The question before a local government body on Martha's Vineyard is whether the work Mr. Rattner is doing on the property is consistent with an "agricultural preservation restriction" on the property that gives Mr. Rattner a tax break. "For several years now, the land bank has not entered into APRs over horse farms on the basis that they amount to recreational rather than agricultural use," the article says. But the APR on Crow Hollow Fram predates that policy shift.
The Gazette quotes one of Mr. Rattner's neighbors, Purdy Burt:
"The idea of a millionaire being able to buy into an APR protected piece of land and then use it for his private recreational use, while enjoying the tax benefits . . . I do find a little offensive," she told the land bank commission.
Tara Whiting, who also is a member of the conservation commission, said she was frustrated that the land bank had not been more "proactive" in monitoring what the Rattners were doing with the farm.
"We have a long history with the Rattner family of violation after violation after violation," Ms. Whiting said.
There are several ways to look at this story.
One, Mr. Rattner is being singled out for criticism because he is "a millionaire." That runs counter to the idea of equal treatment under the law for everyone.
Two, it shows some of the potential problems with the government using the tax code to try to encourage people to do certain things, such as agriculture, with their property. What starts as an effort to preserve family farms from encroaching development winds up as an endeavor in which poorer residents of a town who pay full property taxes wind up subsidizing the riding rings of those who can afford them.
Three, it's possible that the "violations" of which Mr. Rattner is accused are the sort of thing where the government has so many rules that's it's impossible for anyone to even know what they are, let alone obey them. It's also possible, though, that it's a case of Henry Stern's Park Rule 16-J (the J is for Michael Jackson): "Nobody does it once."

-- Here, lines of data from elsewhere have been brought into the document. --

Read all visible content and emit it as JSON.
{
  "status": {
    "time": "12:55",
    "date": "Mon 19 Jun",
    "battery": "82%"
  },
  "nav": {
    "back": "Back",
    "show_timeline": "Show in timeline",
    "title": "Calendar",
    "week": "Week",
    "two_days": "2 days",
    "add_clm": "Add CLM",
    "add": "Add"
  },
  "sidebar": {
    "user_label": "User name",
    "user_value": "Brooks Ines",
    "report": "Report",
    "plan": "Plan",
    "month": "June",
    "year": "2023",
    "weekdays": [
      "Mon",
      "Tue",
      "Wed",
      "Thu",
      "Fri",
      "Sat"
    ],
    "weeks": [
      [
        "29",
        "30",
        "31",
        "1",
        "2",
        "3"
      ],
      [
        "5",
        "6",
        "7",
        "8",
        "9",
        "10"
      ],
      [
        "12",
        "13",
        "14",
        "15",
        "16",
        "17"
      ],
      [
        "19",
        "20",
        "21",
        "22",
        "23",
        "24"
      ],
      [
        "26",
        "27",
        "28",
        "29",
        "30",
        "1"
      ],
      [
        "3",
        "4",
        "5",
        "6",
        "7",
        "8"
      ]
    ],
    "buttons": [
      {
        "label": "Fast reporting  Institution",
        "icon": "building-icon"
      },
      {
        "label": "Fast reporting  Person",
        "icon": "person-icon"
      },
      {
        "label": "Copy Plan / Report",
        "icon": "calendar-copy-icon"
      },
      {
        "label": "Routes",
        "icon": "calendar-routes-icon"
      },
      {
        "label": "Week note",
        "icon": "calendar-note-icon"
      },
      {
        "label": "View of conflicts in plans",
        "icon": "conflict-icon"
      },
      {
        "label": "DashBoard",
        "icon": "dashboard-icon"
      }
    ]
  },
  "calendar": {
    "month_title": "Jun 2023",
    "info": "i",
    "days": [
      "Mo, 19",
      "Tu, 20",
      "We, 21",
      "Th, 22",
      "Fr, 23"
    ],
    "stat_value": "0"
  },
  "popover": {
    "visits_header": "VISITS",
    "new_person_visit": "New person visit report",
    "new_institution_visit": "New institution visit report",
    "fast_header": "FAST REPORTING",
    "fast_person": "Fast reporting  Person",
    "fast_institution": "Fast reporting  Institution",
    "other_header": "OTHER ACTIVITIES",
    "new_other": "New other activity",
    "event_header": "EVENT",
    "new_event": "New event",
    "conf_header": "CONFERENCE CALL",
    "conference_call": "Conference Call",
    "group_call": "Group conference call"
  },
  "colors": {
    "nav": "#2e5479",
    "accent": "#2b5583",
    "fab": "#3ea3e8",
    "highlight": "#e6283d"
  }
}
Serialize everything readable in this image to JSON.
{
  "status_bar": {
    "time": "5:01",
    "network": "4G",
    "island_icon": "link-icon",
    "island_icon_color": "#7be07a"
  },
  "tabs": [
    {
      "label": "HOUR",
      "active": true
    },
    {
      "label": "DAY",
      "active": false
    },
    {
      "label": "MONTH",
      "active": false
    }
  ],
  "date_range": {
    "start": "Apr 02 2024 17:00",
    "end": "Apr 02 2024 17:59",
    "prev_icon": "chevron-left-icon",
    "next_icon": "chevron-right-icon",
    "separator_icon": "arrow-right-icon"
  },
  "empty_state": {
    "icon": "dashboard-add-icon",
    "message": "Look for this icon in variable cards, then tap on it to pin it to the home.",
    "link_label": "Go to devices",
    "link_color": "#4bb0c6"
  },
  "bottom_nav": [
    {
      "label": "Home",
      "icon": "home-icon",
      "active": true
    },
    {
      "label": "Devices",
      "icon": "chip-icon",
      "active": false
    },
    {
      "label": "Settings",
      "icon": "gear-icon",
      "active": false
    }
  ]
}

The other day Mr. Rattner had an op-ed in the Wall Street Journal complaining about income inequality. Now, it appears, he's getting a taste of the consequences of the rich-versus-everyone-else zero-sum-game view that he himself propounded. Poetic justice? The world-view Mr. Rattner expressed in the Journal article doesn't seem to allow him a principle on which he can defend himself. Maybe now that Mr. Rattner has gotten a taste of what it's like to be singled out for special adverse treatment on the grounds that he is a "millionaire," he'll reconsider.